━━━━━ RECORDS PROVIDED ━━━━━

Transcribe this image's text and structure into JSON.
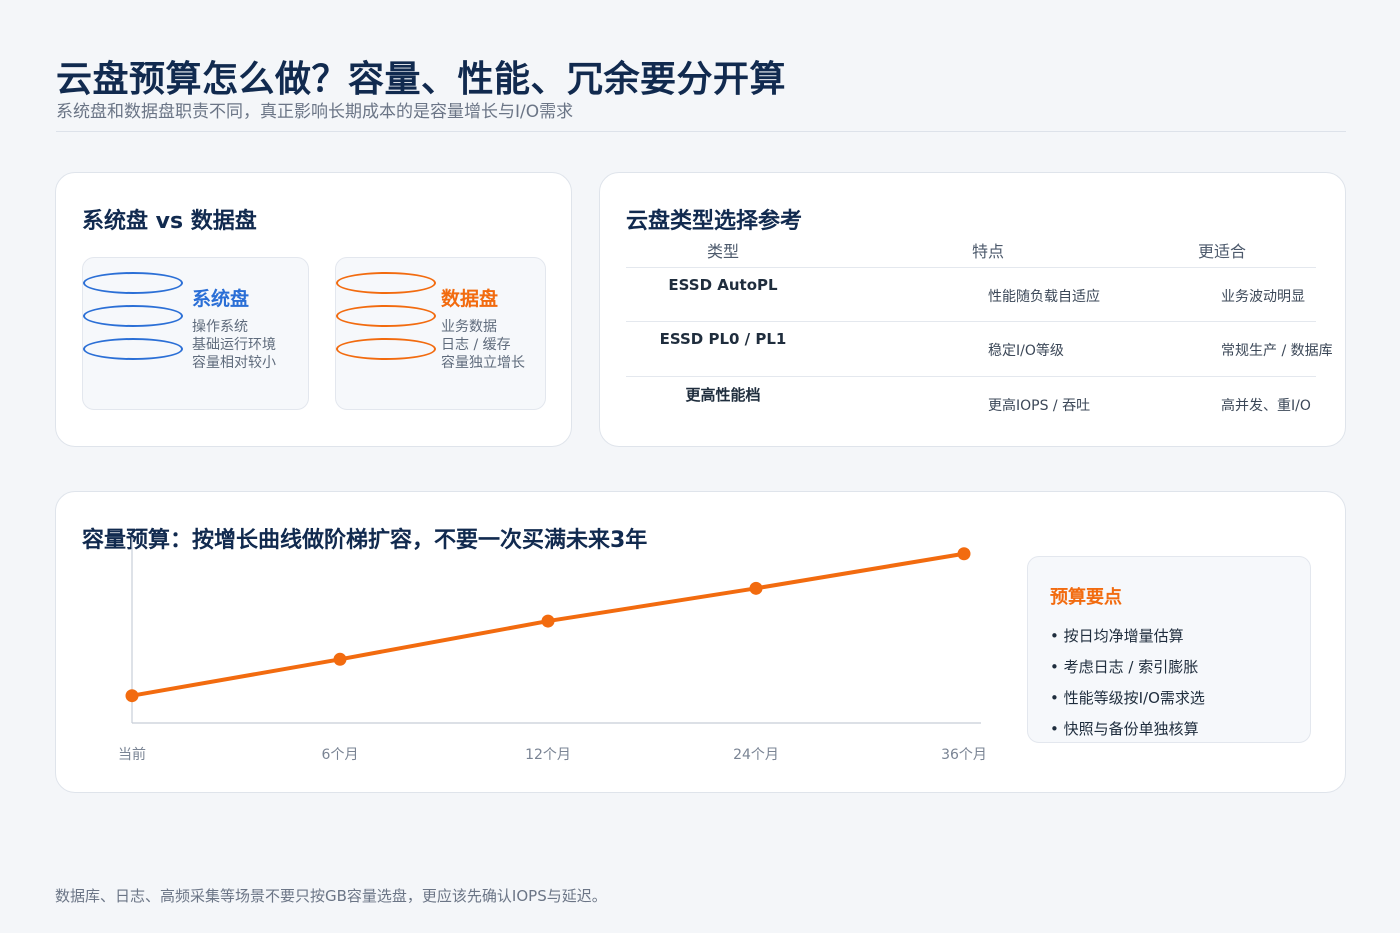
{
  "header": {
    "title": "云盘预算怎么做？容量、性能、冗余要分开算",
    "subtitle": "系统盘和数据盘职责不同，真正影响长期成本的是容量增长与I/O需求"
  },
  "colors": {
    "navy": "#112a4f",
    "blue": "#2b6fd6",
    "orange": "#f26b0f",
    "gray_text": "#6b7586"
  },
  "disks_card": {
    "title": "系统盘 vs 数据盘",
    "system": {
      "name": "系统盘",
      "lines": [
        "操作系统",
        "基础运行环境",
        "容量相对较小"
      ],
      "color": "#2b6fd6"
    },
    "data": {
      "name": "数据盘",
      "lines": [
        "业务数据",
        "日志 / 缓存",
        "容量独立增长"
      ],
      "color": "#f26b0f"
    }
  },
  "types_card": {
    "title": "云盘类型选择参考",
    "headers": [
      "类型",
      "特点",
      "更适合"
    ],
    "rows": [
      {
        "type": "ESSD AutoPL",
        "feature": "性能随负载自适应",
        "fit": "业务波动明显"
      },
      {
        "type": "ESSD PL0 / PL1",
        "feature": "稳定I/O等级",
        "fit": "常规生产 / 数据库"
      },
      {
        "type": "更高性能档",
        "feature": "更高IOPS / 吞吐",
        "fit": "高并发、重I/O"
      }
    ]
  },
  "capacity_card": {
    "title": "容量预算：按增长曲线做阶梯扩容，不要一次买满未来3年",
    "tips_title": "预算要点",
    "tips": [
      "• 按日均净增量估算",
      "• 考虑日志 / 索引膨胀",
      "• 性能等级按I/O需求选",
      "• 快照与备份单独核算"
    ]
  },
  "chart_data": {
    "type": "line",
    "title": "",
    "xlabel": "",
    "ylabel": "",
    "categories": [
      "当前",
      "6个月",
      "12个月",
      "24个月",
      "36个月"
    ],
    "values": [
      15,
      35,
      56,
      74,
      93
    ],
    "ylim": [
      0,
      100
    ],
    "grid": false,
    "series_color": "#f26b0f"
  },
  "footer": {
    "note": "数据库、日志、高频采集等场景不要只按GB容量选盘，更应该先确认IOPS与延迟。"
  }
}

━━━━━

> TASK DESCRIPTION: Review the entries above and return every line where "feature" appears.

> TASK SOLUTION:
        "feature": "性能随负载自适应",
        "feature": "稳定I/O等级",
        "feature": "更高IOPS / 吞吐",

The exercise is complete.